Barnes, a student in the dietetics master's degree program, earned seven credit hours last summer, all during the first four-week session. That work, combined with this summer's internship in Decatur, will allow her to complete the necessary 36 hours for her graduate degree without returning to campus in the fall for more classes.
"We can only start internships at a certain time, and I wanted to make sure I started mine on time," said Barnes, who earned her bachelor's degree at the University of Minnesota. "In order to do that, I needed to get all my credits finished in two semesters. With the summer classes, I broke it up a little and avoided a huge course load at any one time. It just went a lot smoother and allowed me to focus more on each class rather than struggling through a heavier course load."
Klaus also took her summer classes to expedite her schooling; thanks in part to those efforts, the political science major will graduate in May — just three years receiving her high school diploma.
"My advisor told me that if I took two summer classes at some point, I could graduate in three years instead of four," said Klaus, who also took a number of advanced placement (AP) courses during high school. "Last summer I was down here as an EIU Debut leader, and there were two online classes available that fit into my major. It was convenient and allowed me to graduate early without having to kill myself with extra classes during any semester."
Each student obviously found summer classes not only beneficial, but enjoyable as well.
"I would recommend it if you're in a very strenuous program," said Barnes. "You can focus more on one class at a time. Working with smaller classes is more relaxed and leads to more one-on-one interaction with the teachers. That can be helpful in really learning a subject.

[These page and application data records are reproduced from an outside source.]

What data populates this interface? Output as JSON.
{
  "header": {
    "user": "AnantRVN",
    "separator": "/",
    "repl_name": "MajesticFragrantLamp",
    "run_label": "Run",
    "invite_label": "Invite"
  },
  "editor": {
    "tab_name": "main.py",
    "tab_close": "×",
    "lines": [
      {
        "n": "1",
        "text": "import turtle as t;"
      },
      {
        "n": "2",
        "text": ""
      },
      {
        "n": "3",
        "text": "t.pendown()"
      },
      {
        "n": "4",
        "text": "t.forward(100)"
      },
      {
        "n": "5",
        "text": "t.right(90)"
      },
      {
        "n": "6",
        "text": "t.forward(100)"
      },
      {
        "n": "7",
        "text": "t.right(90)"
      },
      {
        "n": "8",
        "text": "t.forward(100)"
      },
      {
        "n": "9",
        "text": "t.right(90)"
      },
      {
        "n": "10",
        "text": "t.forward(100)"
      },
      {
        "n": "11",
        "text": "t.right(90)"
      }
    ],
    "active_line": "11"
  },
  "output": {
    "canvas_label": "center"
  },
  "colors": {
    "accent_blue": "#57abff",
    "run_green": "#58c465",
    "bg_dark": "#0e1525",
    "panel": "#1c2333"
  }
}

"For a new person in the area like me, it also helped me meet some new people. For instance, I took a wine tasting class. There were faculty members and people from the community who just wanted to take it. There are only 14 dietetics students in our program, so I see the same 14 people every day during the regular semesters. This helped me branch out, which is nice since I'm still pretty new to the area."
"It's great for students looking to graduate early," adds Klaus. "It's also good if you have a difficult time dealing with a lot of credit hours in one semester and just want to spread things out. It doesn't have to be to get ahead, it can be just to stay on pace."